> The problem: If a line in the data below contains the word "this", copy it out.

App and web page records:
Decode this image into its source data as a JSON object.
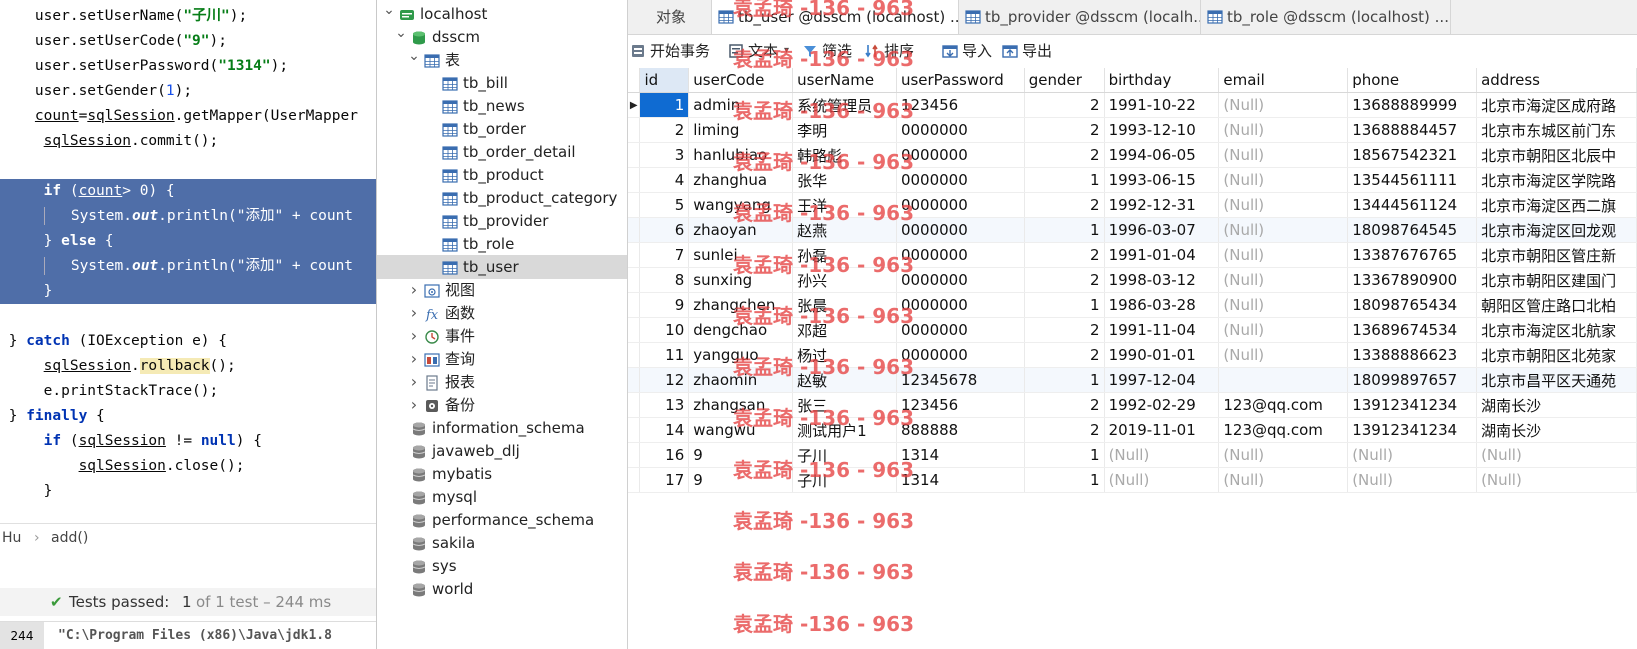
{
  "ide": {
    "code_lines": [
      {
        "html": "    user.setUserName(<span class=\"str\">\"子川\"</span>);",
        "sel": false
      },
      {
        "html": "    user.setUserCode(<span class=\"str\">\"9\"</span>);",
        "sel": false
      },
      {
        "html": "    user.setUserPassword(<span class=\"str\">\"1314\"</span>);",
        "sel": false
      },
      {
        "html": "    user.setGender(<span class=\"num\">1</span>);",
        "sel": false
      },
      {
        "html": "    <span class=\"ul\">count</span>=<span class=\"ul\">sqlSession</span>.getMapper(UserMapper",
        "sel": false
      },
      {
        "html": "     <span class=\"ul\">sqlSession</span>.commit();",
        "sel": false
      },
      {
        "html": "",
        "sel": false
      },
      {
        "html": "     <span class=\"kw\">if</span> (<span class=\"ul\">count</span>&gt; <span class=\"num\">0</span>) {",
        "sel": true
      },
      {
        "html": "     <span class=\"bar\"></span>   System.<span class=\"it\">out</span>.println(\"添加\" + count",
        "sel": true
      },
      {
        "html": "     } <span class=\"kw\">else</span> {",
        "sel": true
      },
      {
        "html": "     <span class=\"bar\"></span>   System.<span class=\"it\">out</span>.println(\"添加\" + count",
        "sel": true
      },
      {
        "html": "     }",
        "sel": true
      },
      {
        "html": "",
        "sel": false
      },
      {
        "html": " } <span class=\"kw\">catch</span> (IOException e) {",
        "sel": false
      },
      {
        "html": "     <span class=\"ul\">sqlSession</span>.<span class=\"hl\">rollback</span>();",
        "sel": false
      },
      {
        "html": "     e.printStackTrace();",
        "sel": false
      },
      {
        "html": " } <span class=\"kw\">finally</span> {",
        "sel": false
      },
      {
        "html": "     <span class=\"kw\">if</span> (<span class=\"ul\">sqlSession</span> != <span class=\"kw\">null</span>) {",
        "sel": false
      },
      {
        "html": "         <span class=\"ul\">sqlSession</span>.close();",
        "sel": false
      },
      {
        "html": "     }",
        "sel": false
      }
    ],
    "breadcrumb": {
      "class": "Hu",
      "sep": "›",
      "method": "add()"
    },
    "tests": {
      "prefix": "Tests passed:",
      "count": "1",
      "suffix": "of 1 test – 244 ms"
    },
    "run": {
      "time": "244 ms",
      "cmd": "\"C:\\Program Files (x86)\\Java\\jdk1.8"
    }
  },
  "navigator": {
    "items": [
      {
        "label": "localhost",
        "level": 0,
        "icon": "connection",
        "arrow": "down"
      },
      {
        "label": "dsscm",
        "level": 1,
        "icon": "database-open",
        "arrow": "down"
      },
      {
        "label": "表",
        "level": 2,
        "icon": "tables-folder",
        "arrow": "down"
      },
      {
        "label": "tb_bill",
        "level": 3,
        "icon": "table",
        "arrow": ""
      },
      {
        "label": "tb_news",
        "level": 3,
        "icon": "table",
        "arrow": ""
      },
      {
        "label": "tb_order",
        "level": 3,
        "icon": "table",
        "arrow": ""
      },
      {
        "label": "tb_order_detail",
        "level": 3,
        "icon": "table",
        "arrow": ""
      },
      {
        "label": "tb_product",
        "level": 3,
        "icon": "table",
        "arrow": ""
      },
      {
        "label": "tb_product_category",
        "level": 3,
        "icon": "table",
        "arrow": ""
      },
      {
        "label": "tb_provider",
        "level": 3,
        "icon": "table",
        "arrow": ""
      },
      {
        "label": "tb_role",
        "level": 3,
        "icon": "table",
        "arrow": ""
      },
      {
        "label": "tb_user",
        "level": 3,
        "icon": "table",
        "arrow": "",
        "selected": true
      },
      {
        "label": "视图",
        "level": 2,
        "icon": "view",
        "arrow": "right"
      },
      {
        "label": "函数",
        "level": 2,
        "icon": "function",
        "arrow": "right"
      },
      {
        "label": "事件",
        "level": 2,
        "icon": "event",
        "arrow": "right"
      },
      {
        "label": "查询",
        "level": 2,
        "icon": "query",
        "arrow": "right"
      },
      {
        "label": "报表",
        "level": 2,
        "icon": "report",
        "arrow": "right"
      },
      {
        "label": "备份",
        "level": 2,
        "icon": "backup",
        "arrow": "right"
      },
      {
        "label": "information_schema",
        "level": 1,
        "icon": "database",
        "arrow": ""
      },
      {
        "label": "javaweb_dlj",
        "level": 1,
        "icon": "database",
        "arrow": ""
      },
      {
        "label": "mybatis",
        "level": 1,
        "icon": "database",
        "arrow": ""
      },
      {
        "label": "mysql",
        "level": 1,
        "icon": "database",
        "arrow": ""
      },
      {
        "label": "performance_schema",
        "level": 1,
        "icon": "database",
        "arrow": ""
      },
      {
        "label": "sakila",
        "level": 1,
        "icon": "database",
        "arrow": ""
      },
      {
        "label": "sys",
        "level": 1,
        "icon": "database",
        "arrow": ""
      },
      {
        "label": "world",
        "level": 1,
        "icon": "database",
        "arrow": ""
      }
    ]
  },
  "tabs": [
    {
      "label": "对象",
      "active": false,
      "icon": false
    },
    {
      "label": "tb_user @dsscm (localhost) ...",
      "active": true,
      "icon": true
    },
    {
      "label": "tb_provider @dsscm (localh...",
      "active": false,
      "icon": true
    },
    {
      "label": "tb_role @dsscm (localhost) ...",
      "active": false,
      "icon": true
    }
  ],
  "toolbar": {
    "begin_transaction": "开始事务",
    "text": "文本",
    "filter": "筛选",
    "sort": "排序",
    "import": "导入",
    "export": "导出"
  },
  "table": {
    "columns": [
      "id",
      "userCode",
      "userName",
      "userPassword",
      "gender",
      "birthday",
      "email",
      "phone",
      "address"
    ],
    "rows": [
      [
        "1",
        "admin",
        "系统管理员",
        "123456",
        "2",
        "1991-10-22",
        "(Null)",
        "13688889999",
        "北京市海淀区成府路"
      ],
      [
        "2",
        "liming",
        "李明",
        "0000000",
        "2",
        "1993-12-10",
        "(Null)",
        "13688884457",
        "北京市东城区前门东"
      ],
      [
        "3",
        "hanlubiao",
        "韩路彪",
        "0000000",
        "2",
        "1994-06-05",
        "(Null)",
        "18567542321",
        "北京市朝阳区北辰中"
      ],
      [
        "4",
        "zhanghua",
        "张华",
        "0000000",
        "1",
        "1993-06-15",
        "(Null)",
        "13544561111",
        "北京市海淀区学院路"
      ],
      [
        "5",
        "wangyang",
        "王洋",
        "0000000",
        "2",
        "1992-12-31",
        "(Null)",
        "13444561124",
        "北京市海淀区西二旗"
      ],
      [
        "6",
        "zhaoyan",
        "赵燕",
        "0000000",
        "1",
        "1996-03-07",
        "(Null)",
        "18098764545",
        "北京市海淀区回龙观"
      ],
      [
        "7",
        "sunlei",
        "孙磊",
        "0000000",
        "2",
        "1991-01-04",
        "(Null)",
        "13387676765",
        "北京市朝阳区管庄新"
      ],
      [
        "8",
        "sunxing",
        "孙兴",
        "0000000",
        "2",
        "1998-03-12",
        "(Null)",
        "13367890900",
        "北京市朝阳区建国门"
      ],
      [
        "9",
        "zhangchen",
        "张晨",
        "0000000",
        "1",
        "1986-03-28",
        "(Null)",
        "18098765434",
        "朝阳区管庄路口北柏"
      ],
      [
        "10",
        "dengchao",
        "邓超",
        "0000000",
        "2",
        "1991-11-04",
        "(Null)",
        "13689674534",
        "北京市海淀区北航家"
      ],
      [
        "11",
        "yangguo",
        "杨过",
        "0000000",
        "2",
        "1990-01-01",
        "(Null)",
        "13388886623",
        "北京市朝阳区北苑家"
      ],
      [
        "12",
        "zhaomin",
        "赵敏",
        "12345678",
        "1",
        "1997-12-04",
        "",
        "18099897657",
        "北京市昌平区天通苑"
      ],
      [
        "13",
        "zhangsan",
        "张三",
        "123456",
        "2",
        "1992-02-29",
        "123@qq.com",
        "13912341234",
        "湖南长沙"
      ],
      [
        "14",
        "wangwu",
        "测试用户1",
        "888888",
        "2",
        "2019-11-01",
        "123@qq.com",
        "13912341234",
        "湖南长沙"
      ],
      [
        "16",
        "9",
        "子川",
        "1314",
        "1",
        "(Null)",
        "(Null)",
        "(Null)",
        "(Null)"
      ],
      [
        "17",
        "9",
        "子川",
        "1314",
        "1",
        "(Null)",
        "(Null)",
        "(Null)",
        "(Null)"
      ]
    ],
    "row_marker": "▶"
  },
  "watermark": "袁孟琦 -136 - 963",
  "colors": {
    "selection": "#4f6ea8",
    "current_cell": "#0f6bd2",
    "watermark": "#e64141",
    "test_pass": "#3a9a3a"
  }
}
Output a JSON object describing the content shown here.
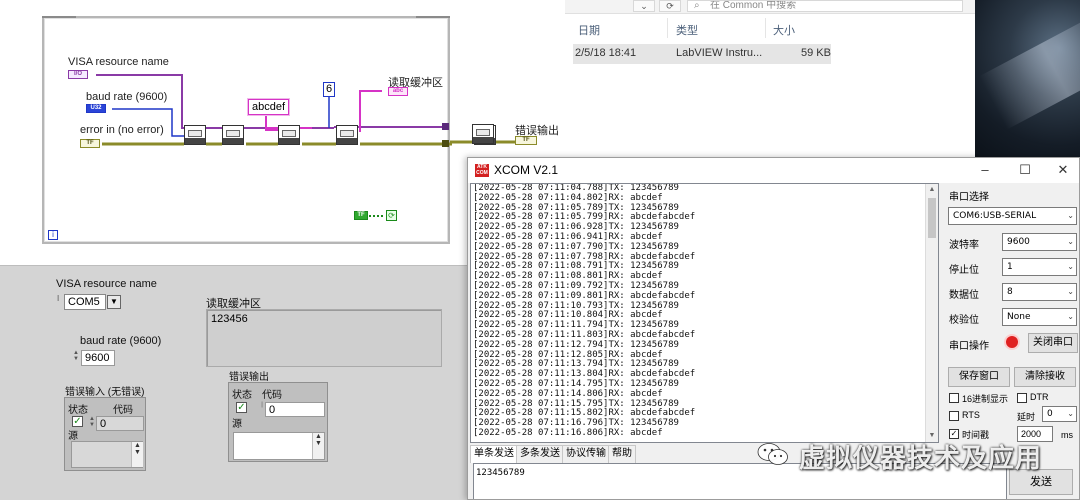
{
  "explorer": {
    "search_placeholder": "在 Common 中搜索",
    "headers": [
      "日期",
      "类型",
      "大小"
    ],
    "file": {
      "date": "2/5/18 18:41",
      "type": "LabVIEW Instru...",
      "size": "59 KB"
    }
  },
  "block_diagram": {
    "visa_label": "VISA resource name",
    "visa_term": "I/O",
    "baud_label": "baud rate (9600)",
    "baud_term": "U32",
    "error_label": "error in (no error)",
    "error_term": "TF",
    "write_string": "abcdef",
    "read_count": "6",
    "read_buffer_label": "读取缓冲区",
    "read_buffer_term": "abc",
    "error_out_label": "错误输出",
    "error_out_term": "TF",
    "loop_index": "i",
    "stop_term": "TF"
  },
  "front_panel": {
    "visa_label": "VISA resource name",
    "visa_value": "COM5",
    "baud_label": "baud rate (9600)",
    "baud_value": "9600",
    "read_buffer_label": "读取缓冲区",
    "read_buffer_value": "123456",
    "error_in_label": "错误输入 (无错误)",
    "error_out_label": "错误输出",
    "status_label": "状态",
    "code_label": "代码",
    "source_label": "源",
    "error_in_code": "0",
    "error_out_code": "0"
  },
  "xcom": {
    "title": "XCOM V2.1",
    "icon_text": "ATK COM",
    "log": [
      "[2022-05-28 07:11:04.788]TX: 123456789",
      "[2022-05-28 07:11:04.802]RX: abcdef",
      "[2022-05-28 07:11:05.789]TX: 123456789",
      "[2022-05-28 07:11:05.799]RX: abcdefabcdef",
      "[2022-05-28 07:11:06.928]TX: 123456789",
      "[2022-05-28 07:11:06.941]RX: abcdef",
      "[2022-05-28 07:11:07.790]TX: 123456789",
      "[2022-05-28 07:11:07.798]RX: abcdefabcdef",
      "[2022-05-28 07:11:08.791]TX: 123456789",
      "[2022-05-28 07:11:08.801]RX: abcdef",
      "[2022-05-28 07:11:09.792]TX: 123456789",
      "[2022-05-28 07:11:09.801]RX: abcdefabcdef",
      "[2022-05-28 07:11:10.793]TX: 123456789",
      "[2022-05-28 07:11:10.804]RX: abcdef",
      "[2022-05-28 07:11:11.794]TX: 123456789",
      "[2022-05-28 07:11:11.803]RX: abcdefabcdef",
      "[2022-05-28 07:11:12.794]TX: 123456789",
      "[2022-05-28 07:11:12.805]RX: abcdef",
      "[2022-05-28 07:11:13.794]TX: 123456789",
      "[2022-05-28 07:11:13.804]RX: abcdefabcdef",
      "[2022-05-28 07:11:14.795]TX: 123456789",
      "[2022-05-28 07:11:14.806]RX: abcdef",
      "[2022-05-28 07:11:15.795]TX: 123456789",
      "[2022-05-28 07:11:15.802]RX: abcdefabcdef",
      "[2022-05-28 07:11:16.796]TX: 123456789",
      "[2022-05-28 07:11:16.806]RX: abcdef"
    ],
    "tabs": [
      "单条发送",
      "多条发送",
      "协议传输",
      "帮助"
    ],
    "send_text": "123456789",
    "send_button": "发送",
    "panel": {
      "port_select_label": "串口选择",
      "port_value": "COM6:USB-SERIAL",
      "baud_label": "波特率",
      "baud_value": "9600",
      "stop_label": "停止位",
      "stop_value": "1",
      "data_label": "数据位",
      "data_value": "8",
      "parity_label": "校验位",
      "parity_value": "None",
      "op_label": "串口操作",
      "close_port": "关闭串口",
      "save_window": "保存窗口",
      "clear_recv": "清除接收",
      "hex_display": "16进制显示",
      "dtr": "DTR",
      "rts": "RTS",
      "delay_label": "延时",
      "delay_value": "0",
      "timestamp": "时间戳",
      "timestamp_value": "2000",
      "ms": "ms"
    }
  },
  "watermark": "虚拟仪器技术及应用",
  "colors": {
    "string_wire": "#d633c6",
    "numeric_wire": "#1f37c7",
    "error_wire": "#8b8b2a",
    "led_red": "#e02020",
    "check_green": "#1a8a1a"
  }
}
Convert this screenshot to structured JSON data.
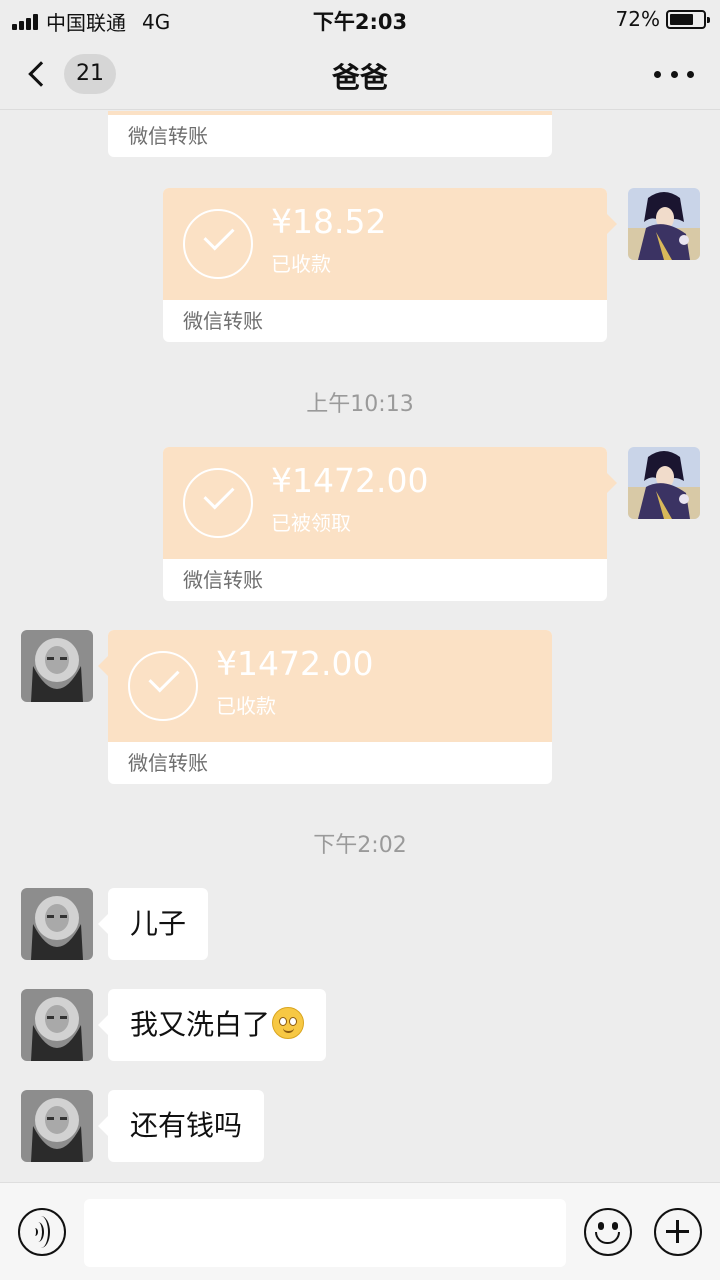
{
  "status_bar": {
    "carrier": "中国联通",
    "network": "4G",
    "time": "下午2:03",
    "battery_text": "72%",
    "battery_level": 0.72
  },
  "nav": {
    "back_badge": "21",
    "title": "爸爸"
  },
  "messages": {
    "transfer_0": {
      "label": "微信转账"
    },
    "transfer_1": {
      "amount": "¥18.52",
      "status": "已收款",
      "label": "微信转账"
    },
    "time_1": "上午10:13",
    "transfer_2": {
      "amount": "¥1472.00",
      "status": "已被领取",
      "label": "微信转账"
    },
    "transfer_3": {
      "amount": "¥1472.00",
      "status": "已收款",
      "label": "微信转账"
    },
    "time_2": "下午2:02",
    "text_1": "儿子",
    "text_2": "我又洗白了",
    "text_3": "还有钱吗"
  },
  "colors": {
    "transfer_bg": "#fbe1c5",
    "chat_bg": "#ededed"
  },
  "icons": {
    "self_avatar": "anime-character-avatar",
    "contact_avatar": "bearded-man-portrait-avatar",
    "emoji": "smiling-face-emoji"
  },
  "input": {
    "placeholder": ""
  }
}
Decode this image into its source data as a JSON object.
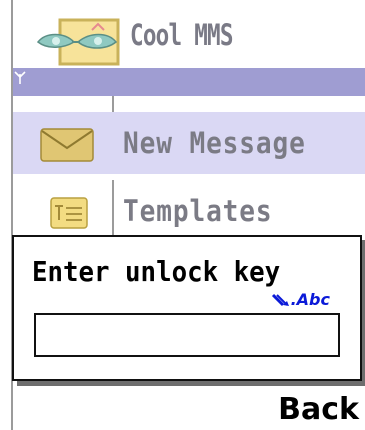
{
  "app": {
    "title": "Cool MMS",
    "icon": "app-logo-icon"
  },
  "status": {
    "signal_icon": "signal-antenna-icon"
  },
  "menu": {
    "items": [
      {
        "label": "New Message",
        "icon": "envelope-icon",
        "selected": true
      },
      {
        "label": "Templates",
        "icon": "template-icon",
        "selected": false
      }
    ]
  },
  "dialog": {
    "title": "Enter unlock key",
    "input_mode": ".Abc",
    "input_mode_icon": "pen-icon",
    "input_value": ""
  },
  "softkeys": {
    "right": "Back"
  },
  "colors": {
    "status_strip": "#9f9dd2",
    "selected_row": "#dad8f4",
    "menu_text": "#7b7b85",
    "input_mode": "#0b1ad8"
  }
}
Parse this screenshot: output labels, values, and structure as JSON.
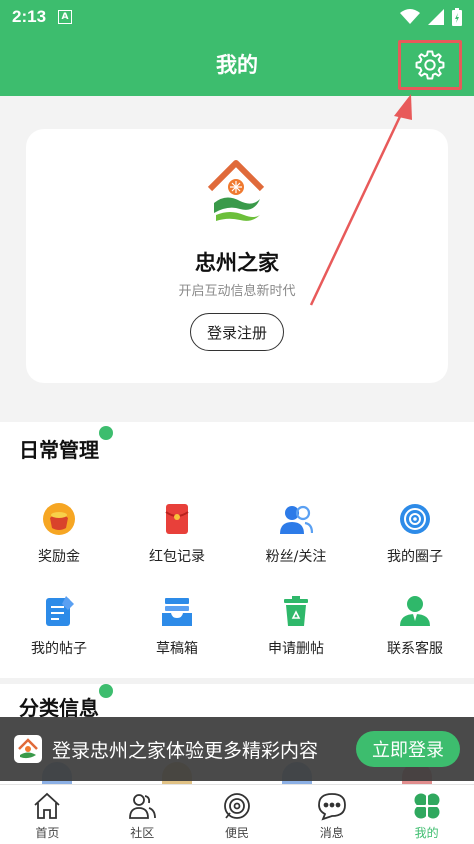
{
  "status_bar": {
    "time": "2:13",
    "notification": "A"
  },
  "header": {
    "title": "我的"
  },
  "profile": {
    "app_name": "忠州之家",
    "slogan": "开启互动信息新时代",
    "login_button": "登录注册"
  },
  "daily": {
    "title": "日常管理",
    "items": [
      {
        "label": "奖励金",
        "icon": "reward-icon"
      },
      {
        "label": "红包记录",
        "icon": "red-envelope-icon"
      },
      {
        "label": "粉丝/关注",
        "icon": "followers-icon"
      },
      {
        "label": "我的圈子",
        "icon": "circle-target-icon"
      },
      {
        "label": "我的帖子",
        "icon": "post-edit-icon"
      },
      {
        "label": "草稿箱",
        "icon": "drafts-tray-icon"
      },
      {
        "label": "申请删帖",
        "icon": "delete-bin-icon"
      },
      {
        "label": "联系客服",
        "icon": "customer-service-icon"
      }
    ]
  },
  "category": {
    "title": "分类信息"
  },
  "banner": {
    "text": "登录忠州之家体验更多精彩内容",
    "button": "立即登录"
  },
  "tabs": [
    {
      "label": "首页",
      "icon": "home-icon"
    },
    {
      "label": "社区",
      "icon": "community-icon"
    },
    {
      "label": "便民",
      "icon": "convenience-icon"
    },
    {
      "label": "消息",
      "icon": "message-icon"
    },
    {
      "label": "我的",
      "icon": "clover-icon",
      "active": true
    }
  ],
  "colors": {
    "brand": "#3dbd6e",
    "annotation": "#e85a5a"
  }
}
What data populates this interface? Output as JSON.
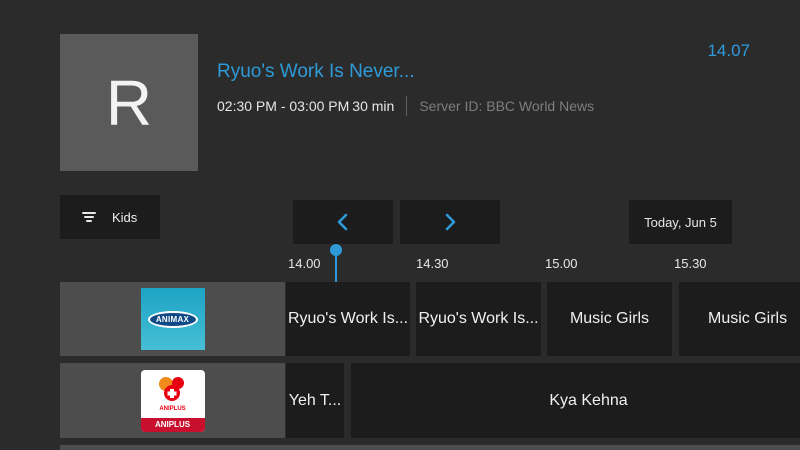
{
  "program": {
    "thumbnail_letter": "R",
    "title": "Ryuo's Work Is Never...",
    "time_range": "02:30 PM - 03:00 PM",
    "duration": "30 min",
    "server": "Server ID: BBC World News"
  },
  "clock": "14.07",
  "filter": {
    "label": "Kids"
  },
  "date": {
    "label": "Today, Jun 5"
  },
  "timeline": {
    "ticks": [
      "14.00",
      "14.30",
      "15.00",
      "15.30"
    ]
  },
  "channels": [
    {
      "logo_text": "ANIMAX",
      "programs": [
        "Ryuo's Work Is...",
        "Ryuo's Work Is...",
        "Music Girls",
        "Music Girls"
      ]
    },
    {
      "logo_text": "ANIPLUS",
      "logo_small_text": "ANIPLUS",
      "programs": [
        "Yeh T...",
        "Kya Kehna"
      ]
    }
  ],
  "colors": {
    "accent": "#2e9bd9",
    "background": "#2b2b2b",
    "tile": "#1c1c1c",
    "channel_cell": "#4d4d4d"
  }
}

> Response to the task:
Decode this image into its source data as a JSON object.
Convert this screenshot to structured JSON data.
Decode this image into its source data as a JSON object.
Parse this screenshot: output labels, values, and structure as JSON.
What data populates this interface? Output as JSON.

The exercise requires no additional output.